(The problem):
The task calls for each line of the records below in which the word "checked" appears.
[Data]
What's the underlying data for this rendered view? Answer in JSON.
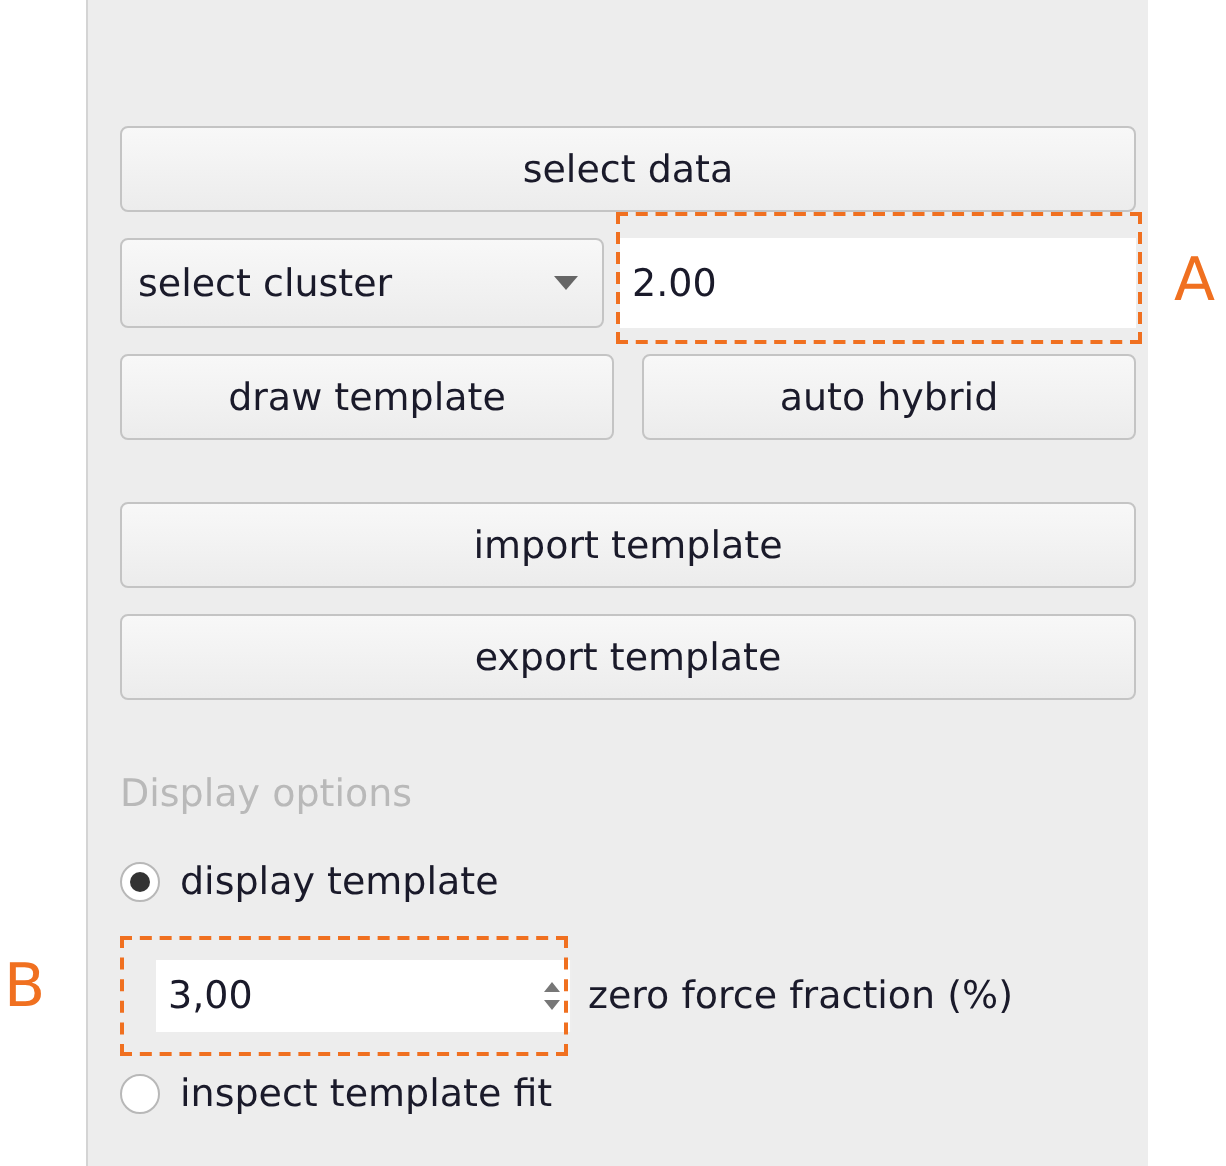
{
  "select_data_button": "select data",
  "cluster_dropdown": {
    "value": "select cluster"
  },
  "threshold_field": {
    "value": "2.00"
  },
  "template_buttons": [
    "draw template",
    "auto hybrid"
  ],
  "file_buttons": [
    "import template",
    "export template"
  ],
  "display_options": {
    "title": "Display options",
    "display_template": {
      "label": "display template",
      "selected": true
    },
    "zero_force_fraction": {
      "value": "3,00",
      "label": "zero force fraction (%)"
    },
    "inspect_fit": {
      "label": "inspect template fit",
      "selected": false
    }
  },
  "annotations": [
    {
      "label": "A"
    },
    {
      "label": "B"
    }
  ]
}
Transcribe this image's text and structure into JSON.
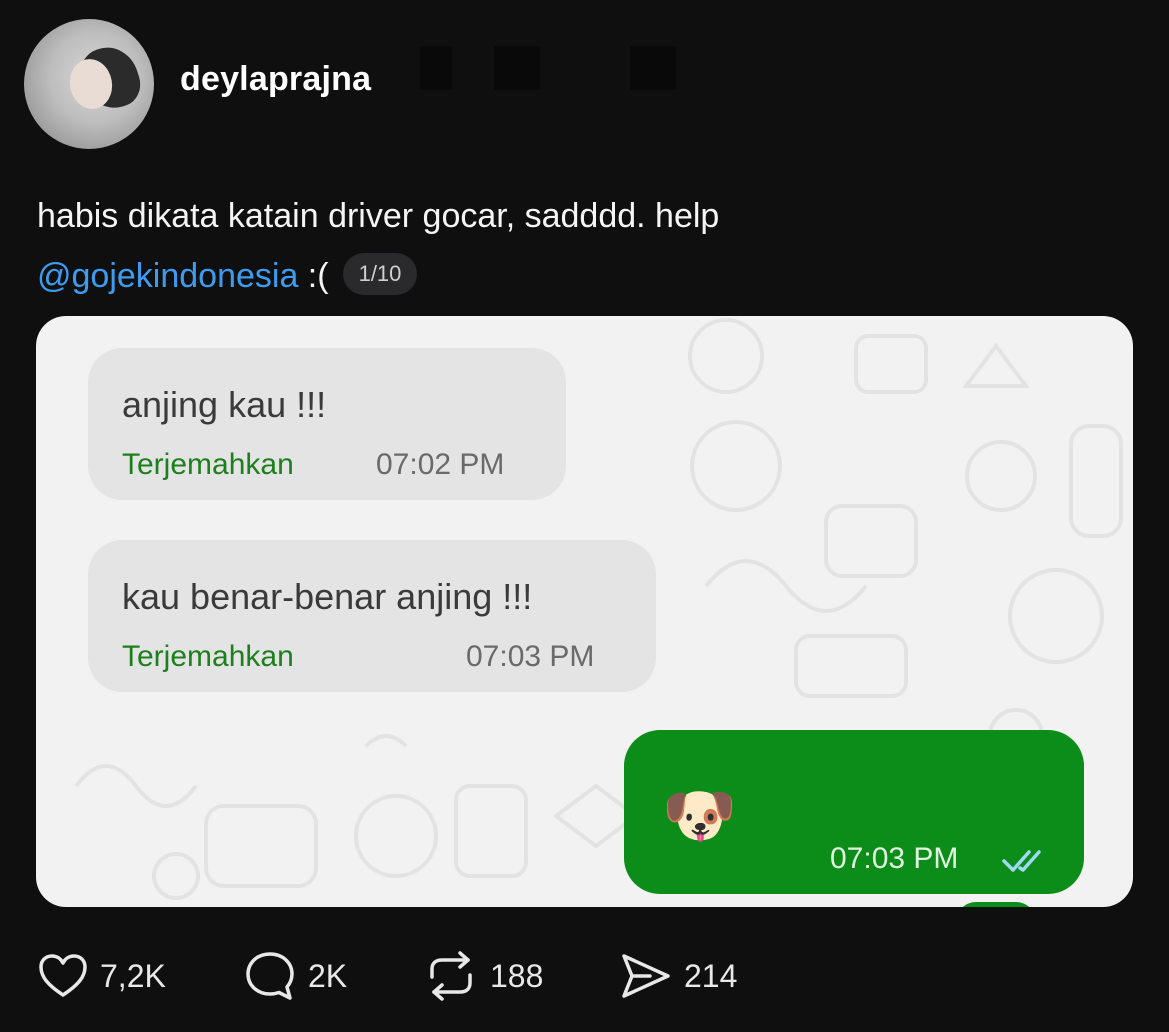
{
  "post": {
    "username": "deylaprajna",
    "caption_text": "habis dikata katain driver gocar, sadddd. help",
    "mention": "@gojekindonesia",
    "caption_suffix": " :(",
    "page_indicator": "1/10"
  },
  "chat": {
    "messages": [
      {
        "text": "anjing kau !!!",
        "translate_label": "Terjemahkan",
        "time": "07:02 PM"
      },
      {
        "text": "kau benar-benar anjing !!!",
        "translate_label": "Terjemahkan",
        "time": "07:03 PM"
      }
    ],
    "reply": {
      "emoji": "🐶",
      "time": "07:03 PM",
      "status_icon": "double-check-icon"
    },
    "colors": {
      "incoming_bubble": "#e4e4e4",
      "outgoing_bubble": "#0c8d19",
      "translate_link": "#1d7f1d"
    }
  },
  "actions": {
    "likes": "7,2K",
    "comments": "2K",
    "reposts": "188",
    "shares": "214"
  },
  "colors": {
    "background": "#0f0f10",
    "mention": "#3d9cf0"
  }
}
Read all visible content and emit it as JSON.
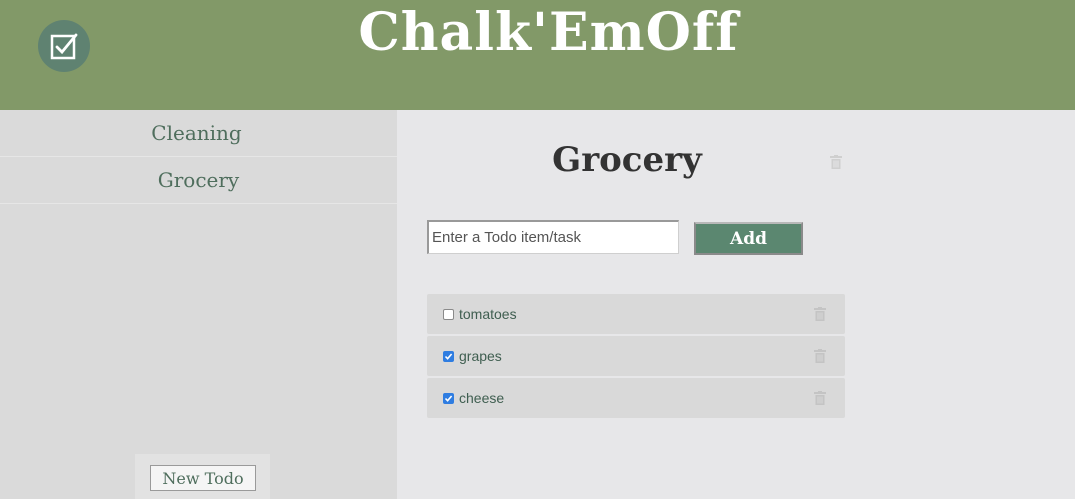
{
  "header": {
    "title": "Chalk'EmOff",
    "logo_icon": "checkbox-icon"
  },
  "sidebar": {
    "items": [
      {
        "label": "Cleaning"
      },
      {
        "label": "Grocery"
      }
    ],
    "new_todo_label": "New Todo"
  },
  "main": {
    "title": "Grocery",
    "delete_icon": "trash-icon",
    "input": {
      "value": "",
      "placeholder": "Enter a Todo item/task"
    },
    "add_label": "Add",
    "todos": [
      {
        "text": "tomatoes",
        "checked": false
      },
      {
        "text": "grapes",
        "checked": true
      },
      {
        "text": "cheese",
        "checked": true
      }
    ]
  },
  "colors": {
    "header_bg": "#829968",
    "accent": "#5b8770",
    "text_green": "#4f6e5d"
  }
}
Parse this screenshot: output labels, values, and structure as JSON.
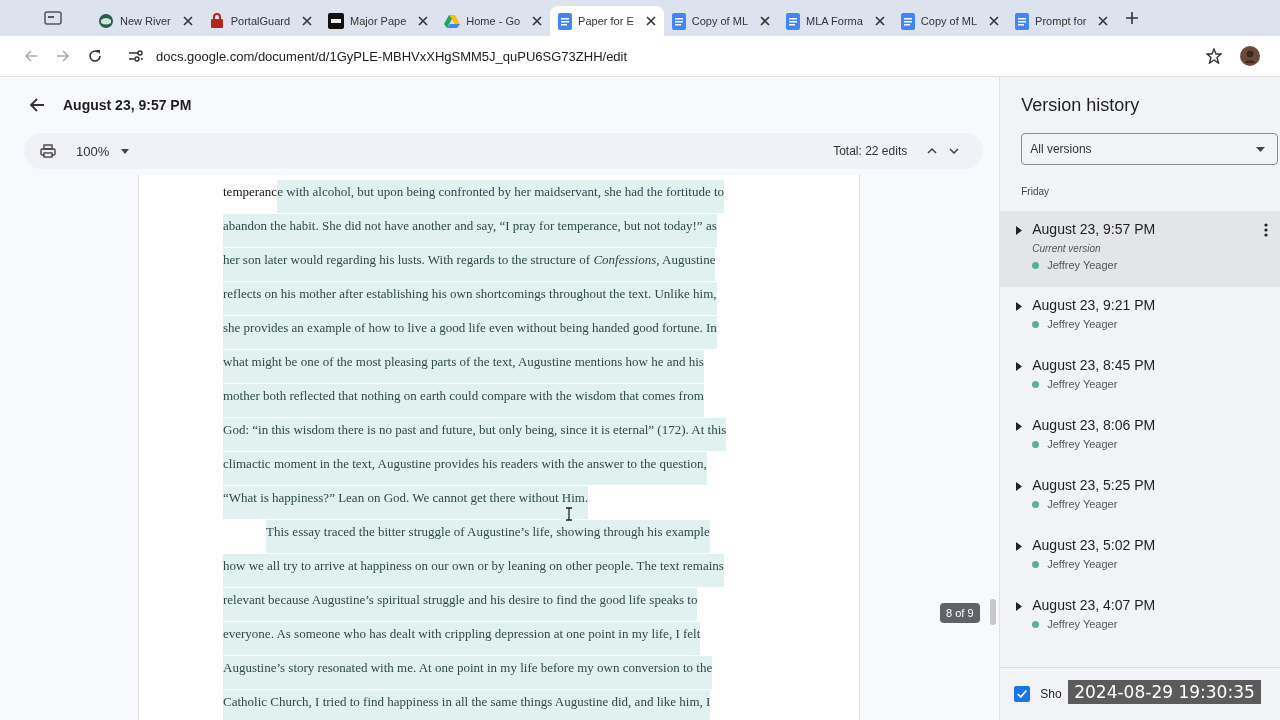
{
  "tabs": [
    {
      "title": "New River",
      "kind": "globe",
      "selected": false
    },
    {
      "title": "PortalGuard",
      "kind": "lock",
      "selected": false
    },
    {
      "title": "Major Pape",
      "kind": "logo",
      "selected": false
    },
    {
      "title": "Home - Go",
      "kind": "drive",
      "selected": false
    },
    {
      "title": "Paper for E",
      "kind": "doc",
      "selected": true
    },
    {
      "title": "Copy of ML",
      "kind": "doc",
      "selected": false
    },
    {
      "title": "MLA Forma",
      "kind": "doc",
      "selected": false
    },
    {
      "title": "Copy of ML",
      "kind": "doc",
      "selected": false
    },
    {
      "title": "Prompt for",
      "kind": "doc",
      "selected": false
    }
  ],
  "address_bar": {
    "url": "docs.google.com/document/d/1GyPLE-MBHVxXHgSMM5J_quPU6SG73ZHH/edit"
  },
  "header": {
    "title": "August 23, 9:57 PM"
  },
  "toolbar": {
    "zoom": "100%",
    "total": "Total: 22 edits"
  },
  "document": {
    "lines": [
      {
        "indent": false,
        "segments": [
          {
            "text": "temperanc",
            "highlighted": false
          },
          {
            "text": "e with alcohol, but upon being confronted by her maidservant, she had the fortitude to",
            "highlighted": true
          }
        ]
      },
      {
        "indent": false,
        "segments": [
          {
            "text": "abandon the habit. She did not have another and say, “I pray for temperance, but not today!” as",
            "highlighted": true
          }
        ]
      },
      {
        "indent": false,
        "segments": [
          {
            "text": "her son later would regarding his lusts. With regards to the structure of *Confessions*, Augustine",
            "highlighted": true
          }
        ]
      },
      {
        "indent": false,
        "segments": [
          {
            "text": "reflects on his mother after establishing his own shortcomings throughout the text. Unlike him,",
            "highlighted": true
          }
        ]
      },
      {
        "indent": false,
        "segments": [
          {
            "text": "she provides an example of how to live a good life even without being handed good fortune. In",
            "highlighted": true
          }
        ]
      },
      {
        "indent": false,
        "segments": [
          {
            "text": "what might be one of the most pleasing parts of the text, Augustine mentions how he and his",
            "highlighted": true
          }
        ]
      },
      {
        "indent": false,
        "segments": [
          {
            "text": "mother both reflected that nothing on earth could compare with the wisdom that comes from",
            "highlighted": true
          }
        ]
      },
      {
        "indent": false,
        "segments": [
          {
            "text": "God: “in this wisdom there is no past and future, but only being, since it is eternal” (172). At this",
            "highlighted": true
          }
        ]
      },
      {
        "indent": false,
        "segments": [
          {
            "text": "climactic moment in the text, Augustine provides his readers with the answer to the question,",
            "highlighted": true
          }
        ]
      },
      {
        "indent": false,
        "segments": [
          {
            "text": "“What is happiness?” Lean on God. We cannot get there without Him.",
            "highlighted": true
          }
        ]
      },
      {
        "indent": true,
        "segments": [
          {
            "text": "This essay traced the bitter struggle of Augustine’s life, showing through his example",
            "highlighted": true
          }
        ]
      },
      {
        "indent": false,
        "segments": [
          {
            "text": "how we all try to arrive at happiness on our own or by leaning on other people. The text remains",
            "highlighted": true
          }
        ]
      },
      {
        "indent": false,
        "segments": [
          {
            "text": "relevant because Augustine’s spiritual struggle and his desire to find the good life speaks to",
            "highlighted": true
          }
        ]
      },
      {
        "indent": false,
        "segments": [
          {
            "text": "everyone. As someone who has dealt with crippling depression at one point in my life, I felt",
            "highlighted": true
          }
        ]
      },
      {
        "indent": false,
        "segments": [
          {
            "text": "Augustine’s story resonated with me. At one point in my life before my own conversion to the",
            "highlighted": true
          }
        ]
      },
      {
        "indent": false,
        "segments": [
          {
            "text": "Catholic Church, I tried to find happiness in all the same things Augustine did, and like him, I",
            "highlighted": true
          }
        ]
      }
    ],
    "page_badge": "8 of 9"
  },
  "version_history": {
    "title": "Version history",
    "filter": "All versions",
    "group": "Friday",
    "versions": [
      {
        "time": "August 23, 9:57 PM",
        "note": "Current version",
        "author": "Jeffrey Yeager",
        "color": "#5bb08f",
        "selected": true
      },
      {
        "time": "August 23, 9:21 PM",
        "author": "Jeffrey Yeager",
        "color": "#5bb08f",
        "selected": false
      },
      {
        "time": "August 23, 8:45 PM",
        "author": "Jeffrey Yeager",
        "color": "#5bb08f",
        "selected": false
      },
      {
        "time": "August 23, 8:06 PM",
        "author": "Jeffrey Yeager",
        "color": "#5bb08f",
        "selected": false
      },
      {
        "time": "August 23, 5:25 PM",
        "author": "Jeffrey Yeager",
        "color": "#5bb08f",
        "selected": false
      },
      {
        "time": "August 23, 5:02 PM",
        "author": "Jeffrey Yeager",
        "color": "#5bb08f",
        "selected": false
      },
      {
        "time": "August 23, 4:07 PM",
        "author": "Jeffrey Yeager",
        "color": "#5bb08f",
        "selected": false
      }
    ],
    "show_changes": {
      "label": "Sho",
      "checked": true
    }
  },
  "timestamp_overlay": "2024-08-29 19:30:35"
}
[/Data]
(Exercise output):
        "checked": false
        "checked": true
        "checked": true
      "checked": true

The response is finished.